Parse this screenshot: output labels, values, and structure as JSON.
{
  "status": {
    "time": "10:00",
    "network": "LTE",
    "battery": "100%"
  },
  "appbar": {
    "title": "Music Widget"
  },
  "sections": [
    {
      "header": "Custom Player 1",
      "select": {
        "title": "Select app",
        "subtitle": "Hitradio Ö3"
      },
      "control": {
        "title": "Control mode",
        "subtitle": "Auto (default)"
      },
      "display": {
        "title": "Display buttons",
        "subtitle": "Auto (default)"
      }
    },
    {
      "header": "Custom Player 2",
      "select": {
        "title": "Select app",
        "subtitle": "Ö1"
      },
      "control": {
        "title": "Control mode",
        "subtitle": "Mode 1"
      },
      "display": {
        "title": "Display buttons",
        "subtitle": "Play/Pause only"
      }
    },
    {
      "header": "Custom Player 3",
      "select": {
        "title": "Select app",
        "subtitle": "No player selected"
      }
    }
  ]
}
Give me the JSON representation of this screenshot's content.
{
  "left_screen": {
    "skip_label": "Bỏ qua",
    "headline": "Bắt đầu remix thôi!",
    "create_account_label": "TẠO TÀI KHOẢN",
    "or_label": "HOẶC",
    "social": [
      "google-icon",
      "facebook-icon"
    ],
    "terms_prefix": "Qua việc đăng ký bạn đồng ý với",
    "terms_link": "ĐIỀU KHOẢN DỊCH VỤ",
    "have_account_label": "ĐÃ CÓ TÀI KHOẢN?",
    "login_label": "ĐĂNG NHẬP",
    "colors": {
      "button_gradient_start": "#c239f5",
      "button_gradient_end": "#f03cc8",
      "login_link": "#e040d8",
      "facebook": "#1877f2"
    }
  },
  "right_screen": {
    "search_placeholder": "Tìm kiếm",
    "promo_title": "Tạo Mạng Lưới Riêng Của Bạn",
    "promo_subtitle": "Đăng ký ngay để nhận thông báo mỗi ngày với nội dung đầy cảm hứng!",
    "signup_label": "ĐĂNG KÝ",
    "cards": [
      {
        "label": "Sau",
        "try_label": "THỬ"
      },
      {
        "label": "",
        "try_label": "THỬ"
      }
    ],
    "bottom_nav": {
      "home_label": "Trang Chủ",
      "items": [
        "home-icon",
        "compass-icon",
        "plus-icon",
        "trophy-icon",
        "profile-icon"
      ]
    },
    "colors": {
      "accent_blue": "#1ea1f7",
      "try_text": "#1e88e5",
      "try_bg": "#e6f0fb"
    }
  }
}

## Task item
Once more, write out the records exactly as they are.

## Output below
Parse this screenshot: output labels, values, and structure as JSON.
{
  "status": {
    "time": "10:00",
    "network": "LTE",
    "battery": "100%"
  },
  "appbar": {
    "title": "Music Widget"
  },
  "sections": [
    {
      "header": "Custom Player 1",
      "select": {
        "title": "Select app",
        "subtitle": "Hitradio Ö3"
      },
      "control": {
        "title": "Control mode",
        "subtitle": "Auto (default)"
      },
      "display": {
        "title": "Display buttons",
        "subtitle": "Auto (default)"
      }
    },
    {
      "header": "Custom Player 2",
      "select": {
        "title": "Select app",
        "subtitle": "Ö1"
      },
      "control": {
        "title": "Control mode",
        "subtitle": "Mode 1"
      },
      "display": {
        "title": "Display buttons",
        "subtitle": "Play/Pause only"
      }
    },
    {
      "header": "Custom Player 3",
      "select": {
        "title": "Select app",
        "subtitle": "No player selected"
      }
    }
  ]
}
Give me the JSON representation of this screenshot's content.
{
  "left_screen": {
    "skip_label": "Bỏ qua",
    "headline": "Bắt đầu remix thôi!",
    "create_account_label": "TẠO TÀI KHOẢN",
    "or_label": "HOẶC",
    "social": [
      "google-icon",
      "facebook-icon"
    ],
    "terms_prefix": "Qua việc đăng ký bạn đồng ý với",
    "terms_link": "ĐIỀU KHOẢN DỊCH VỤ",
    "have_account_label": "ĐÃ CÓ TÀI KHOẢN?",
    "login_label": "ĐĂNG NHẬP",
    "colors": {
      "button_gradient_start": "#c239f5",
      "button_gradient_end": "#f03cc8",
      "login_link": "#e040d8",
      "facebook": "#1877f2"
    }
  },
  "right_screen": {
    "search_placeholder": "Tìm kiếm",
    "promo_title": "Tạo Mạng Lưới Riêng Của Bạn",
    "promo_subtitle": "Đăng ký ngay để nhận thông báo mỗi ngày với nội dung đầy cảm hứng!",
    "signup_label": "ĐĂNG KÝ",
    "cards": [
      {
        "label": "Sau",
        "try_label": "THỬ"
      },
      {
        "label": "",
        "try_label": "THỬ"
      }
    ],
    "bottom_nav": {
      "home_label": "Trang Chủ",
      "items": [
        "home-icon",
        "compass-icon",
        "plus-icon",
        "trophy-icon",
        "profile-icon"
      ]
    },
    "colors": {
      "accent_blue": "#1ea1f7",
      "try_text": "#1e88e5",
      "try_bg": "#e6f0fb"
    }
  }
}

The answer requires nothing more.